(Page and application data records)
★ ★ ★ ★ ★ ★ ★

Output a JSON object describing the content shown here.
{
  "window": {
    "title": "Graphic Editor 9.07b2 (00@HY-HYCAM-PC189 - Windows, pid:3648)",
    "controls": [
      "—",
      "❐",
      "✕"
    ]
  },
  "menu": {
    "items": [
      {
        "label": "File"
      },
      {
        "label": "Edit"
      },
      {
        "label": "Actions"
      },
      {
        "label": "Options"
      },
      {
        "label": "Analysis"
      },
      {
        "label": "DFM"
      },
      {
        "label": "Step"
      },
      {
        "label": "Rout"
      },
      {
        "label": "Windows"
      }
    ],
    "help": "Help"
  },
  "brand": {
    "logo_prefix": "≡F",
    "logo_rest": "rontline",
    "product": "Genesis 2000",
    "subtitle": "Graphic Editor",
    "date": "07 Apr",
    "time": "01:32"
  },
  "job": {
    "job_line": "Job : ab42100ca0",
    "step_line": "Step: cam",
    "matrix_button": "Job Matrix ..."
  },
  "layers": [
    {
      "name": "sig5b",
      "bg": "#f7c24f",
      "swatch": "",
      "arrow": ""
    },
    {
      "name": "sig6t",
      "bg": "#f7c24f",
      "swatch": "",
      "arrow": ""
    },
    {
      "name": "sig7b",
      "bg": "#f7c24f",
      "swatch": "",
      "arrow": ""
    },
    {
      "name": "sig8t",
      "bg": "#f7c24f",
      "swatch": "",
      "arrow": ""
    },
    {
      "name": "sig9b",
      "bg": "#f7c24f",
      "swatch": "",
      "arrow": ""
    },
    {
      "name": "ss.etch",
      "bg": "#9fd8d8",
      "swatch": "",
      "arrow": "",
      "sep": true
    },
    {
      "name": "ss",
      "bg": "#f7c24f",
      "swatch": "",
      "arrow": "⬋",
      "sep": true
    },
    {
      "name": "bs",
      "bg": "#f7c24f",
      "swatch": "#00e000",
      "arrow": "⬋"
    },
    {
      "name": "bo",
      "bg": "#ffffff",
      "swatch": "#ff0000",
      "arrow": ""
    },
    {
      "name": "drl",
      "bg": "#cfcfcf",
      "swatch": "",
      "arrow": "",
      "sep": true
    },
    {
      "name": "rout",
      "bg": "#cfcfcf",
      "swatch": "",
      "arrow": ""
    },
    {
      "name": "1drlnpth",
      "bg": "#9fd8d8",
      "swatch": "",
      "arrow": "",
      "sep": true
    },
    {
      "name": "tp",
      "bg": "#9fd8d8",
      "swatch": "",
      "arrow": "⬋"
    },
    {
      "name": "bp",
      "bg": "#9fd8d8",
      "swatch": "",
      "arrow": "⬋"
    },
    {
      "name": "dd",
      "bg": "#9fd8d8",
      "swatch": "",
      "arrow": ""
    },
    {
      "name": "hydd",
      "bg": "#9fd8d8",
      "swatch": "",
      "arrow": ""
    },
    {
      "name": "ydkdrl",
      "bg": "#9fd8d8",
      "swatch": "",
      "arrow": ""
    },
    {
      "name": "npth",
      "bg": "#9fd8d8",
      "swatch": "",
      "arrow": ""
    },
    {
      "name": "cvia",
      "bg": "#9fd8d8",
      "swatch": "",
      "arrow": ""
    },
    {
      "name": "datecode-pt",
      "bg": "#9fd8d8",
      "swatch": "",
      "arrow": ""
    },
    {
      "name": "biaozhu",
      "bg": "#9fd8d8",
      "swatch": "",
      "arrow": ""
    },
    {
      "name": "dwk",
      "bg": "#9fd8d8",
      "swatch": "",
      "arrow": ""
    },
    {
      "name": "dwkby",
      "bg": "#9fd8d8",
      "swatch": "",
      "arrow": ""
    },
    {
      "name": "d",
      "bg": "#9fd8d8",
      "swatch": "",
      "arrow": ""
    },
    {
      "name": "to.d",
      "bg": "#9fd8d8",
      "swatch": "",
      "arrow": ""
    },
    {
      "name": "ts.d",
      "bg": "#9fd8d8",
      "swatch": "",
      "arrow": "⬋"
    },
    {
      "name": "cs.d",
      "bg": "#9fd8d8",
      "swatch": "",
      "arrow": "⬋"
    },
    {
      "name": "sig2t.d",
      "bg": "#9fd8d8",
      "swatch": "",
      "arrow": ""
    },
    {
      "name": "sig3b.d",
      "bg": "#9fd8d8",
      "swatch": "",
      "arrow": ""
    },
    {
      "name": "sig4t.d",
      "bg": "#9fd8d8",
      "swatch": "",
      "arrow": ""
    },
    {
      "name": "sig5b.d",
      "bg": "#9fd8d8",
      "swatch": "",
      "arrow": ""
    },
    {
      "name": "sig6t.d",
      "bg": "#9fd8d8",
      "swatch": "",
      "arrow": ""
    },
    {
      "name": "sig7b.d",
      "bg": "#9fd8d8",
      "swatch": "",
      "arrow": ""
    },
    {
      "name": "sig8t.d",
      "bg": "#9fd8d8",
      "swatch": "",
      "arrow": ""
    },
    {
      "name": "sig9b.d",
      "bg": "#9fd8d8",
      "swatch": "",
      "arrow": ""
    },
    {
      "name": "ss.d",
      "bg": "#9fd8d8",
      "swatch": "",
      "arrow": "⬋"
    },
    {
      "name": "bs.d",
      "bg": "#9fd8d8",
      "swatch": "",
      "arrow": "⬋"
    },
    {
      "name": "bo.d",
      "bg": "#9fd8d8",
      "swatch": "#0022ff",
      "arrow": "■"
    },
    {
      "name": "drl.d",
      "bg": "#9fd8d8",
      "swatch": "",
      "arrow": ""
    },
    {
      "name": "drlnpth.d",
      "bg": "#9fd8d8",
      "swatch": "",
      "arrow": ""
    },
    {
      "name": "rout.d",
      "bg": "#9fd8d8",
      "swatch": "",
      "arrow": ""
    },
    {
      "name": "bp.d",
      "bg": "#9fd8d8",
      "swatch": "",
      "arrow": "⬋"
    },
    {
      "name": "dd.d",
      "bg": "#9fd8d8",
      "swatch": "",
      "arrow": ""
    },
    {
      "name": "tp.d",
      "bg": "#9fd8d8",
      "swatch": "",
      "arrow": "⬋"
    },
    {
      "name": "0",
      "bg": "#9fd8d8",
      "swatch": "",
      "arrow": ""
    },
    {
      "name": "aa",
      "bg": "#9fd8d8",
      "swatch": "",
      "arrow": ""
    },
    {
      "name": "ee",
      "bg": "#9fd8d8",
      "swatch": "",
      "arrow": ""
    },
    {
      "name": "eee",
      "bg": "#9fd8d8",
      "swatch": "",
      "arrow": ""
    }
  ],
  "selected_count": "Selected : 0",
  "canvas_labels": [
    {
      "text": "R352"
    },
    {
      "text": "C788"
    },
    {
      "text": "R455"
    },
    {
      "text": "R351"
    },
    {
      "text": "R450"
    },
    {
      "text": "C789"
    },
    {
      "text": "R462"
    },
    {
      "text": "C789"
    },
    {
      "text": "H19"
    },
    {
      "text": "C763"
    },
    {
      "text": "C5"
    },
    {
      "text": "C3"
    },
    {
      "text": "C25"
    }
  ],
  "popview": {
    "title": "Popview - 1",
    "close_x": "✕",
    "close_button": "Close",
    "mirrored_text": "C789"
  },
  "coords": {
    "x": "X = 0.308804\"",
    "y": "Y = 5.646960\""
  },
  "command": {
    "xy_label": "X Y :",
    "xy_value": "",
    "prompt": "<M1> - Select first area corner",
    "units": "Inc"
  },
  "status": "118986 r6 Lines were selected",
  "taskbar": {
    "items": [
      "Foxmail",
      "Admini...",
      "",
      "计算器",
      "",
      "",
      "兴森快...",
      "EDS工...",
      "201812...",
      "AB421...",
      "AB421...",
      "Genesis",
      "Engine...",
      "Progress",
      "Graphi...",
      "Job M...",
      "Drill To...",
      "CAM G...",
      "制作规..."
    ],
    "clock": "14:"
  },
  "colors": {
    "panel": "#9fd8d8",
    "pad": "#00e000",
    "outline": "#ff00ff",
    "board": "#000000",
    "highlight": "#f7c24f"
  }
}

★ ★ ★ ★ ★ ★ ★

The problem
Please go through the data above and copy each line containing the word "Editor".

Reply
    "title": "Graphic Editor 9.07b2 (00@HY-HYCAM-PC189 - Windows, pid:3648)",
    "subtitle": "Graphic Editor",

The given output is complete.